--- Exercise ---
Please state how many lines of the data contain "heading". The number by itself is enough.

--- Data extracts ---
|---|
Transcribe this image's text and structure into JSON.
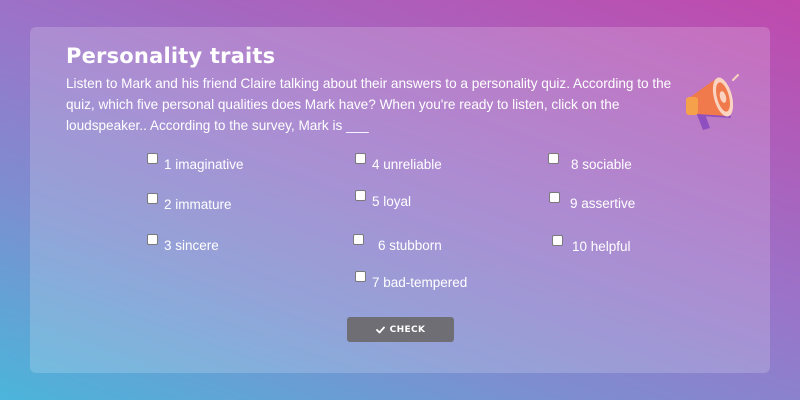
{
  "activity": {
    "title": "Personality traits",
    "instructions": "Listen to Mark and his friend Claire talking about their answers to a personality quiz. According to the quiz, which five personal qualities does Mark have? When you're ready to listen, click on the loudspeaker.. According to the survey, Mark is ___"
  },
  "speaker_icon": "loudspeaker-icon",
  "options": [
    {
      "label": "1 imaginative"
    },
    {
      "label": "2 immature"
    },
    {
      "label": "3 sincere"
    },
    {
      "label": "4 unreliable"
    },
    {
      "label": "5 loyal"
    },
    {
      "label": "6 stubborn"
    },
    {
      "label": "7 bad-tempered"
    },
    {
      "label": "8 sociable"
    },
    {
      "label": "9 assertive"
    },
    {
      "label": "10 helpful"
    }
  ],
  "check_button": {
    "label": "CHECK",
    "icon": "checkmark-icon"
  },
  "colors": {
    "panel_button": "#6e6e74",
    "speaker_orange": "#f07a4b",
    "speaker_purple": "#8e4fc0"
  }
}
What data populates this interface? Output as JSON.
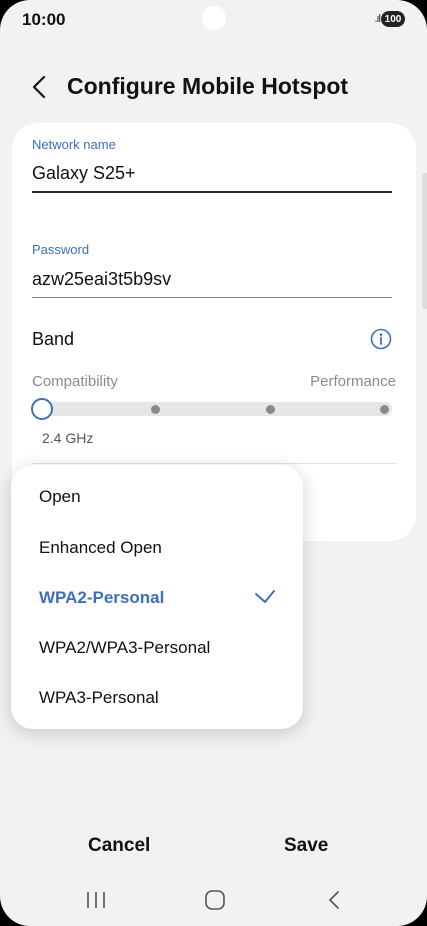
{
  "status_bar": {
    "time": "10:00",
    "signal": ".ıl",
    "battery": "100"
  },
  "header": {
    "title": "Configure Mobile Hotspot"
  },
  "network": {
    "label": "Network name",
    "value": "Galaxy S25+"
  },
  "password": {
    "label": "Password",
    "value": "azw25eai3t5b9sv"
  },
  "band": {
    "label": "Band",
    "left_label": "Compatibility",
    "right_label": "Performance",
    "selected_value": "2.4 GHz",
    "selected_position": 0,
    "positions": 4
  },
  "security_menu": {
    "items": [
      {
        "label": "Open",
        "selected": false
      },
      {
        "label": "Enhanced Open",
        "selected": false
      },
      {
        "label": "WPA2-Personal",
        "selected": true
      },
      {
        "label": "WPA2/WPA3-Personal",
        "selected": false
      },
      {
        "label": "WPA3-Personal",
        "selected": false
      }
    ]
  },
  "buttons": {
    "cancel": "Cancel",
    "save": "Save"
  },
  "colors": {
    "accent": "#3e6fba",
    "background": "#f2f2f4",
    "card": "#ffffff"
  }
}
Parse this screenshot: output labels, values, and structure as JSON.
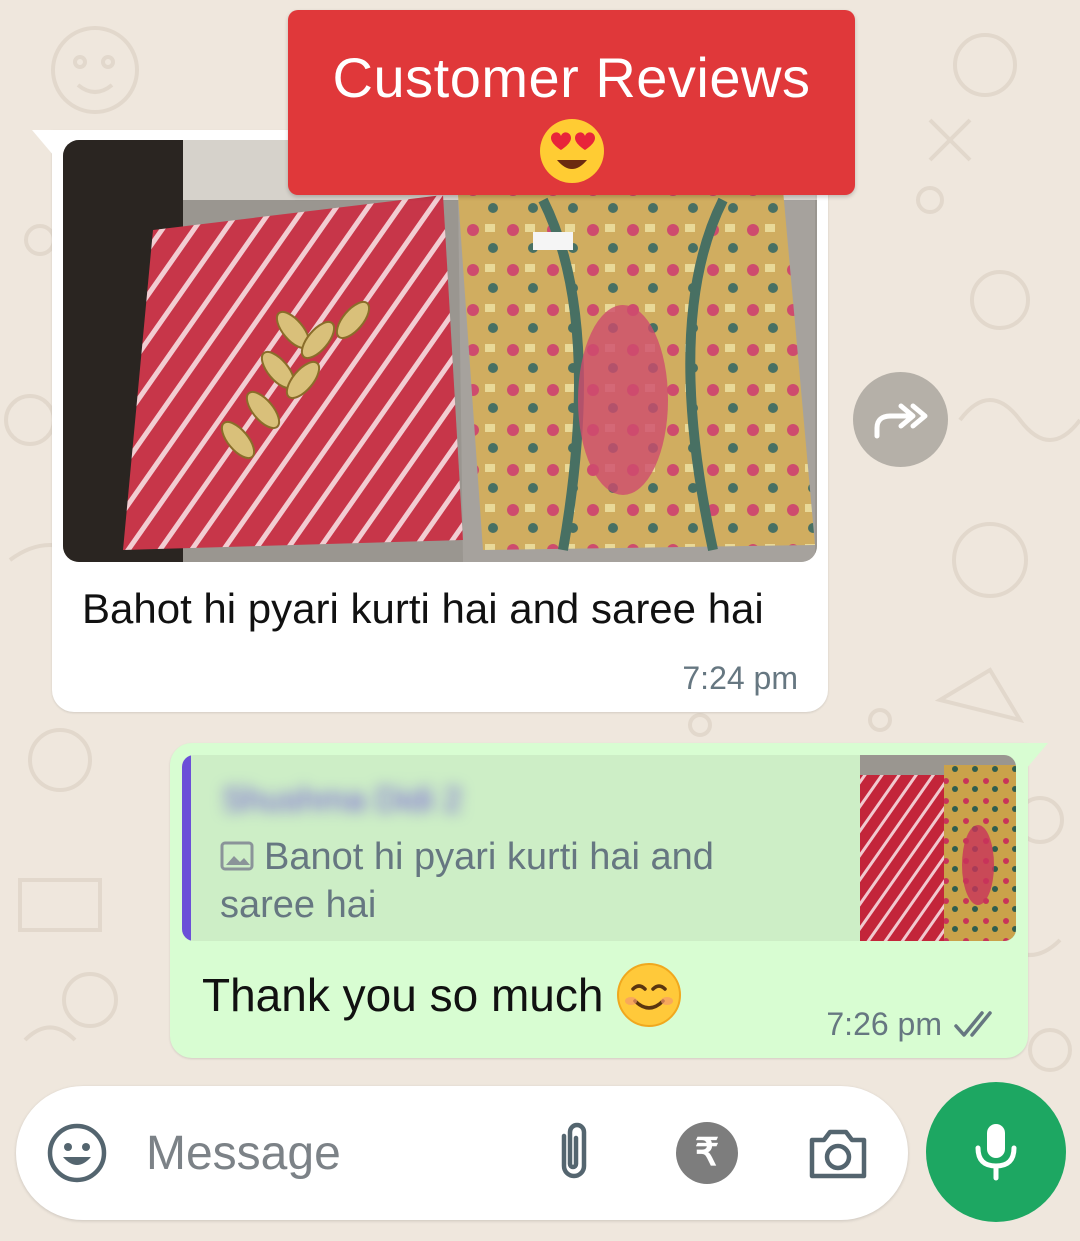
{
  "banner": {
    "title": "Customer Reviews",
    "emoji_icon": "heart-eyes-emoji-icon"
  },
  "incoming": {
    "caption": "Bahot hi pyari kurti hai and saree hai",
    "time": "7:24 pm"
  },
  "outgoing": {
    "quoted_author": "Shushma Didi 2",
    "quoted_text": "Banot hi pyari kurti hai and saree hai",
    "text": "Thank you so much",
    "time": "7:26 pm",
    "status_icon": "double-check-icon"
  },
  "composer": {
    "placeholder": "Message",
    "rupee_symbol": "₹",
    "icons": [
      "emoji-icon",
      "attach-icon",
      "rupee-icon",
      "camera-icon",
      "mic-icon"
    ]
  },
  "colors": {
    "banner": "#e0383a",
    "outgoing_bubble": "#d8fdd2",
    "quote_accent": "#6b4fd8",
    "mic_button": "#1da762"
  }
}
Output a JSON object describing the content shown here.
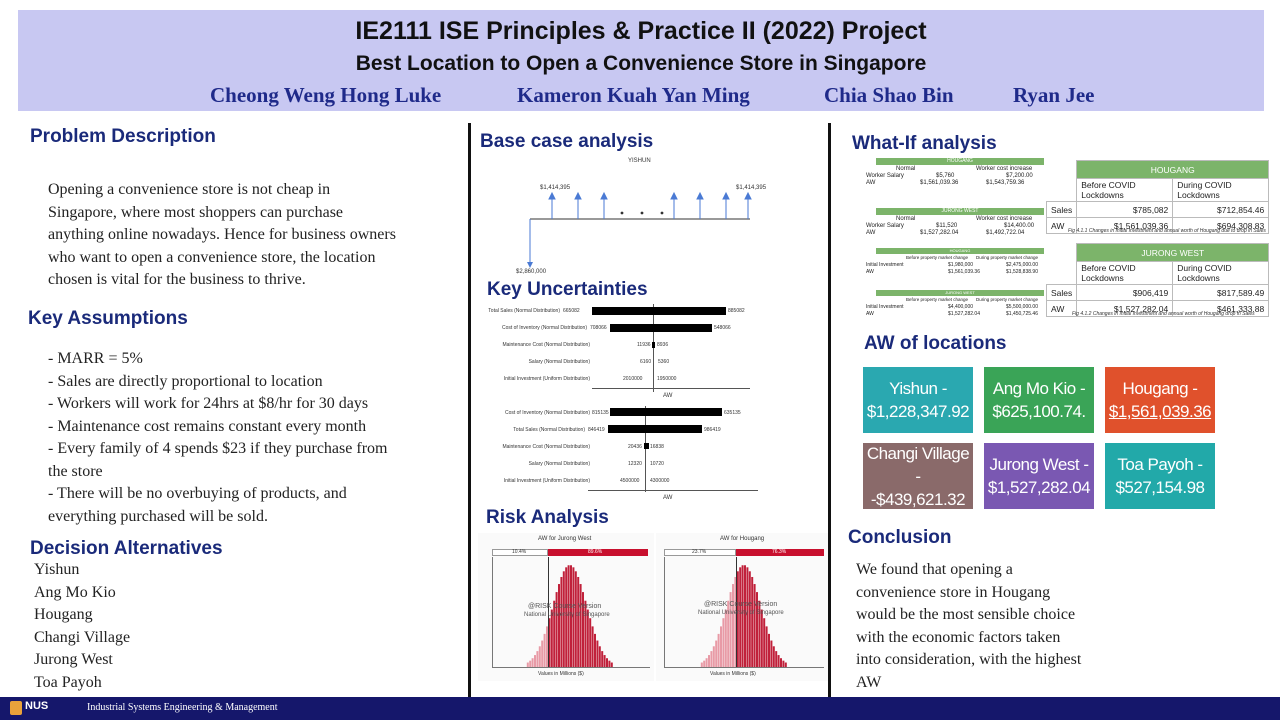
{
  "header": {
    "title": "IE2111 ISE Principles & Practice II (2022) Project",
    "subtitle": "Best Location to Open a Convenience Store in Singapore",
    "authors": [
      "Cheong Weng Hong Luke",
      "Kameron Kuah Yan Ming",
      "Chia Shao Bin",
      "Ryan Jee"
    ]
  },
  "problem": {
    "heading": "Problem Description",
    "lines": [
      "Opening a convenience store is not cheap in",
      "Singapore, where most shoppers can purchase",
      "anything online nowadays. Hence for business owners",
      "who want to open a convenience store, the location",
      "chosen is vital for the business to thrive."
    ]
  },
  "assumptions": {
    "heading": "Key Assumptions",
    "lines": [
      "- MARR = 5%",
      "- Sales are directly proportional to location",
      "- Workers will work for 24hrs at $8/hr for 30 days",
      "- Maintenance cost remains constant every month",
      "- Every family of 4 spends $23 if they purchase from",
      "the store",
      "- There will be no overbuying of products, and",
      "everything purchased will be sold."
    ]
  },
  "alternatives": {
    "heading": "Decision Alternatives",
    "items": [
      "Yishun",
      "Ang Mo Kio",
      "Hougang",
      "Changi Village",
      "Jurong West",
      "Toa Payoh"
    ]
  },
  "base_case": {
    "heading": "Base case analysis",
    "diagram_title": "YISHUN",
    "left_label": "$1,414,395",
    "right_label": "$1,414,395",
    "bottom_label": "$2,860,000"
  },
  "uncertainties": {
    "heading": "Key Uncertainties",
    "top_rows": [
      {
        "label": "Total Sales (Normal Distribution)",
        "low": "665082",
        "high": "885082"
      },
      {
        "label": "Cost of Inventory (Normal Distribution)",
        "low": "708066",
        "high": "548066"
      },
      {
        "label": "Maintenance Cost (Normal Distribution)",
        "low": "11936",
        "high": "8936"
      },
      {
        "label": "Salary (Normal Distribution)",
        "low": "6160",
        "high": "5360"
      },
      {
        "label": "Initial Investment (Uniform Distribution)",
        "low": "2010000",
        "high": "1950000"
      }
    ],
    "bottom_rows": [
      {
        "label": "Cost of Inventory (Normal Distribution)",
        "low": "815135",
        "high": "635135"
      },
      {
        "label": "Total Sales (Normal Distribution)",
        "low": "846419",
        "high": "986419"
      },
      {
        "label": "Maintenance Cost (Normal Distribution)",
        "low": "20436",
        "high": "16838"
      },
      {
        "label": "Salary (Normal Distribution)",
        "low": "12320",
        "high": "10720"
      },
      {
        "label": "Initial Investment (Uniform Distribution)",
        "low": "4500000",
        "high": "4300000"
      }
    ],
    "axis_label": "AW"
  },
  "risk": {
    "heading": "Risk Analysis",
    "left_title": "AW for Jurong West",
    "right_title": "AW for Hougang",
    "left_pcts": [
      "10.4%",
      "89.6%"
    ],
    "right_pcts": [
      "23.7%",
      "76.3%"
    ],
    "watermark1": "@RISK Course Version",
    "watermark2": "National University of Singapore",
    "left_xlabel": "Values in Millions ($)",
    "right_xlabel": "Values in Millions ($)"
  },
  "whatif": {
    "heading": "What-If analysis",
    "hougang_title": "HOUGANG",
    "hougang_cols": [
      "Before COVID Lockdowns",
      "During COVID Lockdowns"
    ],
    "hougang_rows": [
      {
        "label": "Sales",
        "before": "$785,082",
        "during": "$712,854.46"
      },
      {
        "label": "AW",
        "before": "$1,561,039.36",
        "during": "$694,308.83"
      }
    ],
    "hougang_caption": "Fig 4.1.1 Changes in Initial Investment and annual worth of Hougang due to drop in Sales",
    "jurong_title": "JURONG WEST",
    "jurong_cols": [
      "Before COVID Lockdowns",
      "During COVID Lockdowns"
    ],
    "jurong_rows": [
      {
        "label": "Sales",
        "before": "$906,419",
        "during": "$817,589.49"
      },
      {
        "label": "AW",
        "before": "$1,527,282.04",
        "during": "$461,333.88"
      }
    ],
    "jurong_caption": "Fig 4.1.2 Changes in Initial Investment and annual worth of Hougang drop in Sales",
    "mini": {
      "t1": "HOUGANG",
      "t1_cols": [
        "Normal",
        "Worker cost increase"
      ],
      "t1_rows": [
        [
          "Worker Salary",
          "$5,760",
          "$7,200.00"
        ],
        [
          "AW",
          "$1,561,039.36",
          "$1,543,759.36"
        ]
      ],
      "t2": "JURONG WEST",
      "t2_cols": [
        "Normal",
        "Worker cost increase"
      ],
      "t2_rows": [
        [
          "Worker Salary",
          "$11,520",
          "$14,400.00"
        ],
        [
          "AW",
          "$1,527,282.04",
          "$1,492,722.04"
        ]
      ],
      "t3": "HOUGANG",
      "t3_cols": [
        "Before property market change",
        "During property market change"
      ],
      "t3_rows": [
        [
          "Initial Investment",
          "$1,980,000",
          "$2,475,000.00"
        ],
        [
          "AW",
          "$1,561,039.36",
          "$1,528,838.90"
        ]
      ],
      "t4": "JURONG WEST",
      "t4_cols": [
        "Before property market change",
        "During property market change"
      ],
      "t4_rows": [
        [
          "Initial Investment",
          "$4,400,000",
          "$5,500,000.00"
        ],
        [
          "AW",
          "$1,527,282.04",
          "$1,450,725.46"
        ]
      ]
    }
  },
  "aw_locations": {
    "heading": "AW of locations",
    "tiles": [
      {
        "name": "Yishun -",
        "value": "$1,228,347.92",
        "color": "#2aa8b0"
      },
      {
        "name": "Ang Mo Kio -",
        "value": "$625,100.74.",
        "color": "#3aa457"
      },
      {
        "name": "Hougang -",
        "value": "$1,561,039.36",
        "color": "#e0512c"
      },
      {
        "name": "Changi Village -",
        "value": "-$439,621.32",
        "color": "#8a6a6a"
      },
      {
        "name": "Jurong West -",
        "value": "$1,527,282.04",
        "color": "#7a58b2"
      },
      {
        "name": "Toa Payoh -",
        "value": "$527,154.98",
        "color": "#22a9a9"
      }
    ]
  },
  "conclusion": {
    "heading": "Conclusion",
    "lines": [
      "We found that opening a",
      "convenience store in Hougang",
      "would be the most sensible choice",
      "with the economic factors taken",
      "into consideration, with the highest",
      "AW"
    ]
  },
  "footer": {
    "logo": "NUS",
    "text": "Industrial Systems Engineering & Management"
  }
}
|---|
--- Result ---
9